WHAT YOU ARE ASKED TO DO:
Go through the data below line by line and count those containing the word "abbr". Reply with the count only.

EXTRACTED DATA:
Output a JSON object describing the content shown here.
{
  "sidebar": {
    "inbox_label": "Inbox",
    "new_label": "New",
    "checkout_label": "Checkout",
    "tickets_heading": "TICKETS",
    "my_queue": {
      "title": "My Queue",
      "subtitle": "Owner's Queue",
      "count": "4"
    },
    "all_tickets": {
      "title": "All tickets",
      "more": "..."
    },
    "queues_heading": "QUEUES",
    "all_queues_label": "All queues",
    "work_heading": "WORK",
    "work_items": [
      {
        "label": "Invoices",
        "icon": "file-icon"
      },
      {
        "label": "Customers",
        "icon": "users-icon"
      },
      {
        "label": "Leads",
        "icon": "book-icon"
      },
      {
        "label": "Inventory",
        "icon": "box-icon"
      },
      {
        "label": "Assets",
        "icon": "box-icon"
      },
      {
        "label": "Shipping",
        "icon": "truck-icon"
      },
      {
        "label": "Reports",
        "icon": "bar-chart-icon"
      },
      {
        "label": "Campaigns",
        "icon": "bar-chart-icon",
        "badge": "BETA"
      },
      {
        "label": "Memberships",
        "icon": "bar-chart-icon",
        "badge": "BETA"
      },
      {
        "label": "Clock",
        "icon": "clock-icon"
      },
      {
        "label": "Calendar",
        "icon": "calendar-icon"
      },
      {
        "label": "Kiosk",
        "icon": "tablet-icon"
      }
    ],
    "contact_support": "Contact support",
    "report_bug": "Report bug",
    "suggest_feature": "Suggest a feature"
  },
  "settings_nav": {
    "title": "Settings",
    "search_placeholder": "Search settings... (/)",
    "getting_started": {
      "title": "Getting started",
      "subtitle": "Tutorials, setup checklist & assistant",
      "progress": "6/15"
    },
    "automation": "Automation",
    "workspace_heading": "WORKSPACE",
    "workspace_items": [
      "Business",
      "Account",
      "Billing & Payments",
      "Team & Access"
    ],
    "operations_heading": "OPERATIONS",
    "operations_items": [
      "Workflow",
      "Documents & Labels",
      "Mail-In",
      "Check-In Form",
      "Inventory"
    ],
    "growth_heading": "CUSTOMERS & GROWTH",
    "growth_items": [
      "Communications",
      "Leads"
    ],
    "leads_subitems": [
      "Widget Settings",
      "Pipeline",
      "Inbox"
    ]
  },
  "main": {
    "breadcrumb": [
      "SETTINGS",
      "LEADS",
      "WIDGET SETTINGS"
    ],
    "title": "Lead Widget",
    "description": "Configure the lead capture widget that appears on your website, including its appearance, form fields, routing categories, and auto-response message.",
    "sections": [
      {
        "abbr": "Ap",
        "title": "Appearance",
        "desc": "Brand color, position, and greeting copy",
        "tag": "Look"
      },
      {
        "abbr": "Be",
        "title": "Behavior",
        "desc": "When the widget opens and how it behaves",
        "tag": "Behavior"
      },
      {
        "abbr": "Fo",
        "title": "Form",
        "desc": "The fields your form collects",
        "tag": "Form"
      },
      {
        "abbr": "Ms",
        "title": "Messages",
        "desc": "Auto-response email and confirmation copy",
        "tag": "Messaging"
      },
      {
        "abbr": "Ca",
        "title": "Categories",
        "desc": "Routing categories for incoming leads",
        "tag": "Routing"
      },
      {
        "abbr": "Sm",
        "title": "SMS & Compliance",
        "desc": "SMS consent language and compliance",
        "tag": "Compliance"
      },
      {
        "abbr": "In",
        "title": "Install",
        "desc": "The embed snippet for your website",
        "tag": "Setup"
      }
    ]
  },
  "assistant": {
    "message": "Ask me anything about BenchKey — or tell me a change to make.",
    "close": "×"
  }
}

SOLUTION TO THE EXERCISE:
7